Nov 17, 2004

A bill providing public funds to refurbish California's mission churches violates the First Amendment and is certain to provoke a lawsuit, says Americans United for Separation of Church and State.

Today the House of Representatives passed the California Missions Preservation Act (H.R. 1446), which provides $10 million to "restore and repair" 21 mission churches, 19 of which are owned by the Roman Catholic Church and have active congregations.

Americans United said the bill goes against basic constitutional principles.

"The Constitution clearly forbids government from funding religion," said the Rev. Barry W. Lynn, executive director of Americans United. "If the bill is signed into law, we plan to challenge it in court. Taxpayers should never be forced to maintain houses of worship."

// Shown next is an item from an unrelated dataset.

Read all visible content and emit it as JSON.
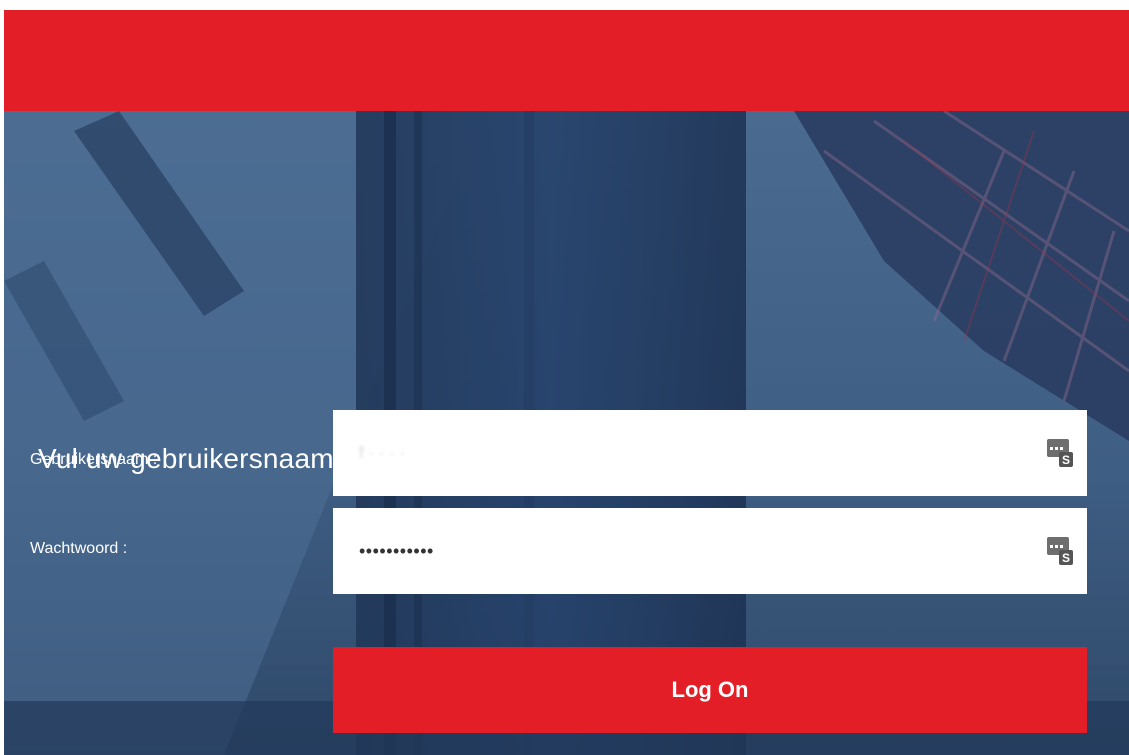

Lynn testified earlier this year before a Senate committee considering the bill and today issued a letter to House members urging them to defeat the measure.

"In short, the California Missions Preservation Act would violate the First Amendment by forcing taxpayers nationwide to pay for church repairs, even repairs and restoration of facilities with active congregations," Lynn stated in the Nov. 17 letter.

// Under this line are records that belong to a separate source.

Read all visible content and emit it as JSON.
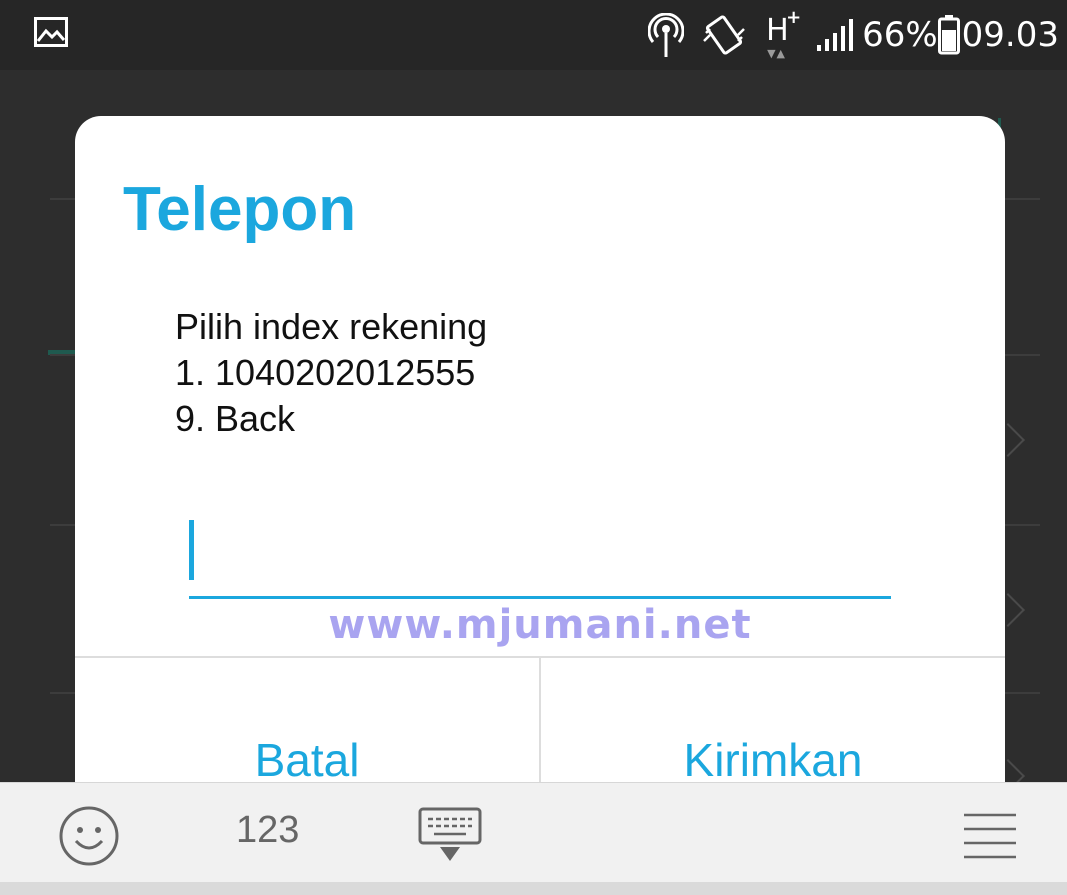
{
  "status_bar": {
    "battery_percent": "66%",
    "time": "09.03",
    "network_type": "H",
    "network_plus": "+",
    "icons": [
      "gallery-icon",
      "hotspot-icon",
      "vibrate-icon",
      "network-h-plus-icon",
      "signal-icon",
      "battery-icon"
    ]
  },
  "dialog": {
    "title": "Telepon",
    "message_lines": [
      "Pilih index rekening",
      "1. 1040202012555",
      "9. Back"
    ],
    "input_value": "",
    "cancel_label": "Batal",
    "send_label": "Kirimkan"
  },
  "watermark": "www.mjumani.net",
  "keyboard_toolbar": {
    "numbers_label": "123",
    "icons": [
      "emoji-icon",
      "hide-keyboard-icon",
      "menu-icon"
    ]
  },
  "colors": {
    "accent": "#1ba7de",
    "watermark": "#a9a4f0",
    "status_bar_bg": "#262626",
    "keyboard_bg": "#f1f1f1"
  }
}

The bill, which has already been approved by the Senate, states that the Secretary of Interior shall make grants to the California Missions Foundation to repair the missions and their artifacts. The measure now goes to the desk of President George W. Bush.

"We appreciate the important role that these missions play in California's history," Lynn said. "But they are not museums; they are houses of worship. The First Amendment protects taxpayers from having to support religion, and the California missions bill blatantly violates that principle."

Americans United for Separation of Church and State is a religious liberty watchdog group based in Washington, D.C. Founded in 1947, the organization educates Americans about the importance of church-state separation in the safeguarding religious freedom.